Harry Campbell, PA Director for the Chesapeake Bay Foundation, Wednesday presented testimony before the House Environmental Resources and Energy Committee to stress the importance of streamside forested buffers as a means for improving and protecting the Commonwealth’s most sensitive and pristine waterways.
The Committee met to discuss House Bill 1565 (Hahn-R-Northampton), which proposes to remove the existing riparian forest buffer requirement for land developments that require erosion and sedimentation control and post-construction stormwater permits when occurring alongside Pennsylvania’s scientifically determined Special Protection Waters.
Pennsylvania’s rivers and streams with the most outstanding water quality, reflected in both water quality chemistry and aquatic life, are afforded the greatest degree of protection, and are designated either High Quality (HQ) or Exceptional Value (EV). Collectively, these streams are often referred to as Special Protection Waters.
“The science is robust, clear, and growing—forested streamside buffers provide a myriad of functions from the protection of drinking water resources to reducing the impacts of flooding, and even support of vital habitat for our economically important game fisheries, said Harry Campbell, CBF Pennsylvania Director. “Establishing or maintaining a streamside forested buffer no less than 150 feet wide for our most pristine streams, is a critical component of reducing pollution and improving water quality.”
For nearly two decades Pennsylvania has invested in restoring streamside forests. Protecting existing forested buffers, while at the same time re-establishing lost buffers, is an integral component of Pennsylvania’s efforts under the Chesapeake Bay Clean Water Blueprint.
“Without protected and restored streamside forests, the Commonwealth will have difficulty meeting targeted pollution reductions as established in the state Watershed Implementation Plan, and meeting our clean water goals will be far more challenging and costly,” Campbell continued.
Benefits of Buffers
Research has continuously indicated that forested buffers provide significant removal of nonpoint source pollution, such as nitrogen, sediment, and phosphorus—the leading causes of stream degradation in Pennsylvania and the major pollutants impacting the Chesapeake Bay.
While site-specific conditions dictate the effectiveness, many researchers have concluded that buffers can remove upwards of 80 to 90 percent of such contaminants when equal or greater to 100 feet in width.
Forested buffers also help to reduce the costs of treating drinking water. Research has shown that trees play a vital role in maintaining the quality of the water entering drinking water treatment plants and, therefore, reduce the costs of treatment. More than half of all Pennsylvania residents get their drinking water from streams, reservoirs, or lakes, and according to the U.S. Environmental Protection Agency for every $1 that we invest in protecting water quality at the source – we save $27 – the cost of treating that water to be suitable for drinking.

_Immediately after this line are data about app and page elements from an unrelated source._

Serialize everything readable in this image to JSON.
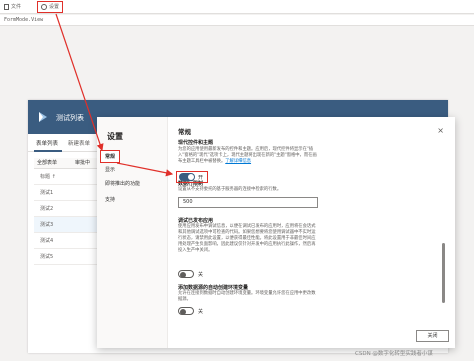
{
  "toolbar": {
    "file_label": "文件",
    "settings_label": "设置"
  },
  "formula_bar": {
    "text": "FormMode.View"
  },
  "app": {
    "title": "测试列表",
    "tabs": [
      "表单列表",
      "新建表单"
    ],
    "table_headers": [
      "全部表单",
      "审批中"
    ],
    "rows": [
      "标题 ↑",
      "测试1",
      "测试2",
      "测试3",
      "测试4",
      "测试5"
    ]
  },
  "dialog": {
    "title": "设置",
    "nav_items": [
      "常规",
      "显示",
      "即将推出的功能",
      "支持"
    ],
    "section_title": "常规",
    "close_icon": "×",
    "sections": {
      "modern_controls": {
        "title": "现代控件和主题",
        "description": "为您的应用使用最新发布的控件和主题。应用后，现代控件将显示在\"插入\"窗格的\"现代\"选项卡上，现代主题将出现在新的\"主题\"窗格中，而在画布主题工具栏中被替换。",
        "link": "了解详细信息",
        "toggle_state": "开",
        "toggle_on": true
      },
      "data_row_limit": {
        "title": "数据行限制",
        "description": "设置从不支持委托的基于服务器的连接中检索的行数。",
        "value": "500"
      },
      "debug_published_app": {
        "title": "调试已发布应用",
        "description": "使用应用发布中调试信息，以便在调试已发布的应用时，应用将在会话式和其他调试选项中可检查的代码。如果您想要将您使用调试器中不实时运行状态，请禁用此设置，以便获得最佳性能。将此设置用于非最佳时间应用处理产生负面影响，因此建议仅针对开发中的应用执行此操作，然后再投入生产中关闭。",
        "toggle_state": "关",
        "toggle_on": false
      },
      "auto_env_variables": {
        "title": "添加数据源的自动创建环境变量",
        "description": "允许在连接到数据时自动创建环境变量。环境变量允许您在应用中更改数据源。",
        "toggle_state": "关",
        "toggle_on": false
      }
    },
    "close_button": "关闭"
  },
  "watermark": "CSDN @数字化转型实践者小谋",
  "colors": {
    "accent": "#3a5c80",
    "annotation_red": "#e0302a",
    "link": "#0078d4"
  }
}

Another cost worth considering is the real, and the human costs associated with floods. Towns across the Commonwealth have suffered the burden of costly repairs to flood protection systems, such as underground pipes and land-consuming detention or infiltration basins. They have also suffered the aftermath of catastrophic floods.
“Hundreds of small towns throughout the Commonwealth deal with these issues every time it rains,” said Campbell. “Increasing development pressures and impermeable surfaces further exacerbate the issue.”
This is where proactive planning and green infrastructure, like streamside buffers, can greatly assist communities in dealing with stormwater problems. A riparian buffer can help to prevent property damage because they capture, absorb, and store amounts of rainfall up to 40 times greater than disturbed soils, like agricultural fields or construction sites, and 15 times more than a typical suburban lawn.
Research has consistently concluded that because of these benefits, those projects which preserve and restore buffer systems often require less or smaller-sized stormwater infrastructure.
Yet one final benefit of buffers worth noting is simply the added value of having trees in our communities.
Studies have shown that the natural character of communities with trees results in increased property values. As an example, in the Pennypack Park area of Philadelphia, the forested stream buffer network was found to increase adjacent property values by an average of 33 percent, with a net increase of more than $3.3 million in real estate values.
“We believe that the forested buffer requirement under Chapter 102 is vital to assuring our most pristine streams are clean and healthy not only today but for future generations, said Campbell. “No other pollution reduction practice provides so much benefit for so little investment.”A copy of the testimony is available online. Click Here for more background on the issue.